*Work instructions*. In the lines below, look for "Year". Copy each line where it appears.

(Data about app and page elements)
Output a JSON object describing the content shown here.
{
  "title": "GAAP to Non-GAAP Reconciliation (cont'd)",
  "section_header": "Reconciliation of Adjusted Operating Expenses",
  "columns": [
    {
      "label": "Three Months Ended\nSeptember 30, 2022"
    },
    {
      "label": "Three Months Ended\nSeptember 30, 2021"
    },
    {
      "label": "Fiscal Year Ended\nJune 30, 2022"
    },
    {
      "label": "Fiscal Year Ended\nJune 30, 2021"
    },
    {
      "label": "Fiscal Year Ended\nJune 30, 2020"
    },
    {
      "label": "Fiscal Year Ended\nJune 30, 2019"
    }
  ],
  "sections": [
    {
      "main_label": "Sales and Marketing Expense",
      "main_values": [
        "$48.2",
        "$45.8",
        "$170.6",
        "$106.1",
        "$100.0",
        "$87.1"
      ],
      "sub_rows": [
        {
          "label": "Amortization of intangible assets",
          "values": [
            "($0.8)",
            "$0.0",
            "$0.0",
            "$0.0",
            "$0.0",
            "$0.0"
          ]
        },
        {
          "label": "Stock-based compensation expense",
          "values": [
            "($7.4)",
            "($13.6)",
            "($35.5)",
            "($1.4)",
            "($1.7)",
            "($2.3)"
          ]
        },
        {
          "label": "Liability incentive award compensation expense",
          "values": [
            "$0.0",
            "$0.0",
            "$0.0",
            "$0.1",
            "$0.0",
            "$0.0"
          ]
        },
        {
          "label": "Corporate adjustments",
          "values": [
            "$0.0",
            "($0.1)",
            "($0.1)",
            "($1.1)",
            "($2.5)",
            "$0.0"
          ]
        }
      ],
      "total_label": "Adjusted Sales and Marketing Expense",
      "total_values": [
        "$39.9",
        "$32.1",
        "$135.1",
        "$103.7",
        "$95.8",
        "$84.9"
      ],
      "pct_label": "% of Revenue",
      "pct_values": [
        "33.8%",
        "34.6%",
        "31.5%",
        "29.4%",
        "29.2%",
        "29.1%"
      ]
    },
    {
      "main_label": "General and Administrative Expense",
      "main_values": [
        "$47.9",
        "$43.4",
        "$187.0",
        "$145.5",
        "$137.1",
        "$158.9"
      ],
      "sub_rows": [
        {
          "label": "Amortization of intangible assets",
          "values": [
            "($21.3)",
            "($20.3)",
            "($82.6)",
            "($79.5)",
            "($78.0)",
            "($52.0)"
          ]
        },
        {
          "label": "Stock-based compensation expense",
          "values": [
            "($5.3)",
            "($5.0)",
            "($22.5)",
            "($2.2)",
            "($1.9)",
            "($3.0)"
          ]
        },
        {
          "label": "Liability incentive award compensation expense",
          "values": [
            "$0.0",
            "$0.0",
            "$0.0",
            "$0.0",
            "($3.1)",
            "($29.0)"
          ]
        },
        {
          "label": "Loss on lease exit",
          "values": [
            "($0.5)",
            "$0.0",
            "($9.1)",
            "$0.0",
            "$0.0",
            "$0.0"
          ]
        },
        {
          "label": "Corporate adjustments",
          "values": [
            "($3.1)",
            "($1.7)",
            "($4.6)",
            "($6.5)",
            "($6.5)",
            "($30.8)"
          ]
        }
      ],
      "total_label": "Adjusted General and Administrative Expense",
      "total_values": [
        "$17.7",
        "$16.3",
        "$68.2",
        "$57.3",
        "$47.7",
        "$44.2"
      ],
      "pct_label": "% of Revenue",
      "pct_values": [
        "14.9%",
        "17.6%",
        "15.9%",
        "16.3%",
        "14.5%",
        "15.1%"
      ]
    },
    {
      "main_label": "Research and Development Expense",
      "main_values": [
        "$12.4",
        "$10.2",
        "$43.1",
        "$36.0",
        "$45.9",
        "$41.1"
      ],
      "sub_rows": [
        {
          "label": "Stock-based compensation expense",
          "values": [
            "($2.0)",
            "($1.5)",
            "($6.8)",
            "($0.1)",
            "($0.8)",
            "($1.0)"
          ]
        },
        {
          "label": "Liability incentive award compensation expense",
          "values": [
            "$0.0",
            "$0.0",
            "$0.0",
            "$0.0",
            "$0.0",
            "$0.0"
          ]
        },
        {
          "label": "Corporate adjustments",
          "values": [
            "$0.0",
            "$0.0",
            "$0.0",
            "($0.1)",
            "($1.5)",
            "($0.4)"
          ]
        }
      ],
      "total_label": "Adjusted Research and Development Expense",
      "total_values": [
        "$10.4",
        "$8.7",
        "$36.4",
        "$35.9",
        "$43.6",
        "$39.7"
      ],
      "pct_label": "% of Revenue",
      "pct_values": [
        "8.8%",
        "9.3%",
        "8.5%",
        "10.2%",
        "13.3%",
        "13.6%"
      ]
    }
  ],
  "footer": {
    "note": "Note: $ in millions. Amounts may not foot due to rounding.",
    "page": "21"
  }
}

*Exercise response*.
      "label": "Fiscal Year Ended\nJune 30, 2022"
      "label": "Fiscal Year Ended\nJune 30, 2021"
      "label": "Fiscal Year Ended\nJune 30, 2020"
      "label": "Fiscal Year Ended\nJune 30, 2019"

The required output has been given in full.